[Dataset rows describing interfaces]

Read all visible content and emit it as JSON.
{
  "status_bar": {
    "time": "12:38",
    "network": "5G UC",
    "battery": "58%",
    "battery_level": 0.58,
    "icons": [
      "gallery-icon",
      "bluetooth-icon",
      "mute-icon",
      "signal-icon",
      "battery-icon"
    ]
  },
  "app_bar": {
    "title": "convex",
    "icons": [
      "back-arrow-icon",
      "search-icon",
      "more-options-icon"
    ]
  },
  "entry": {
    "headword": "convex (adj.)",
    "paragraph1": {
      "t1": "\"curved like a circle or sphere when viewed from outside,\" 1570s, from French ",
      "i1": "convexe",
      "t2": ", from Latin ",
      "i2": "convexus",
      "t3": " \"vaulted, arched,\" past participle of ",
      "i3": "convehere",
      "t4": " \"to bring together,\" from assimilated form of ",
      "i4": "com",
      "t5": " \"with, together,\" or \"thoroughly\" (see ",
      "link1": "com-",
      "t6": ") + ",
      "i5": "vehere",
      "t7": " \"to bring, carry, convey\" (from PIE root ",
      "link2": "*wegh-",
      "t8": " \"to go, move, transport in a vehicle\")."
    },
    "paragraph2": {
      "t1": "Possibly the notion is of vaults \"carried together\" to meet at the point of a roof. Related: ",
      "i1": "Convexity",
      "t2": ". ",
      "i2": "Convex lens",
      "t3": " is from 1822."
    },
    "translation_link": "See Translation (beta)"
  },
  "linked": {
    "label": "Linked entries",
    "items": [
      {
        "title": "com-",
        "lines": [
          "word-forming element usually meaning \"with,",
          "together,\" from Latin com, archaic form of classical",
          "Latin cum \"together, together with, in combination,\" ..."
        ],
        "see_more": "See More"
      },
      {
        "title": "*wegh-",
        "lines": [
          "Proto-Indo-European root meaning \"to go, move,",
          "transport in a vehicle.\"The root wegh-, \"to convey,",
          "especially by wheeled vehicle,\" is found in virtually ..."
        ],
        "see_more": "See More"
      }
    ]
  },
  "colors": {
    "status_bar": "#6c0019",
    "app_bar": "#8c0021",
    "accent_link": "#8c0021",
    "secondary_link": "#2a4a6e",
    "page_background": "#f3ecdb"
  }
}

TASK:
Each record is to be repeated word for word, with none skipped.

EXPECTED OUTPUT:
Read all visible content and emit it as JSON.
{
  "status_bar": {
    "time": "12:38",
    "network": "5G UC",
    "battery": "58%",
    "battery_level": 0.58,
    "icons": [
      "gallery-icon",
      "bluetooth-icon",
      "mute-icon",
      "signal-icon",
      "battery-icon"
    ]
  },
  "app_bar": {
    "title": "convex",
    "icons": [
      "back-arrow-icon",
      "search-icon",
      "more-options-icon"
    ]
  },
  "entry": {
    "headword": "convex (adj.)",
    "paragraph1": {
      "t1": "\"curved like a circle or sphere when viewed from outside,\" 1570s, from French ",
      "i1": "convexe",
      "t2": ", from Latin ",
      "i2": "convexus",
      "t3": " \"vaulted, arched,\" past participle of ",
      "i3": "convehere",
      "t4": " \"to bring together,\" from assimilated form of ",
      "i4": "com",
      "t5": " \"with, together,\" or \"thoroughly\" (see ",
      "link1": "com-",
      "t6": ") + ",
      "i5": "vehere",
      "t7": " \"to bring, carry, convey\" (from PIE root ",
      "link2": "*wegh-",
      "t8": " \"to go, move, transport in a vehicle\")."
    },
    "paragraph2": {
      "t1": "Possibly the notion is of vaults \"carried together\" to meet at the point of a roof. Related: ",
      "i1": "Convexity",
      "t2": ". ",
      "i2": "Convex lens",
      "t3": " is from 1822."
    },
    "translation_link": "See Translation (beta)"
  },
  "linked": {
    "label": "Linked entries",
    "items": [
      {
        "title": "com-",
        "lines": [
          "word-forming element usually meaning \"with,",
          "together,\" from Latin com, archaic form of classical",
          "Latin cum \"together, together with, in combination,\" ..."
        ],
        "see_more": "See More"
      },
      {
        "title": "*wegh-",
        "lines": [
          "Proto-Indo-European root meaning \"to go, move,",
          "transport in a vehicle.\"The root wegh-, \"to convey,",
          "especially by wheeled vehicle,\" is found in virtually ..."
        ],
        "see_more": "See More"
      }
    ]
  },
  "colors": {
    "status_bar": "#6c0019",
    "app_bar": "#8c0021",
    "accent_link": "#8c0021",
    "secondary_link": "#2a4a6e",
    "page_background": "#f3ecdb"
  }
}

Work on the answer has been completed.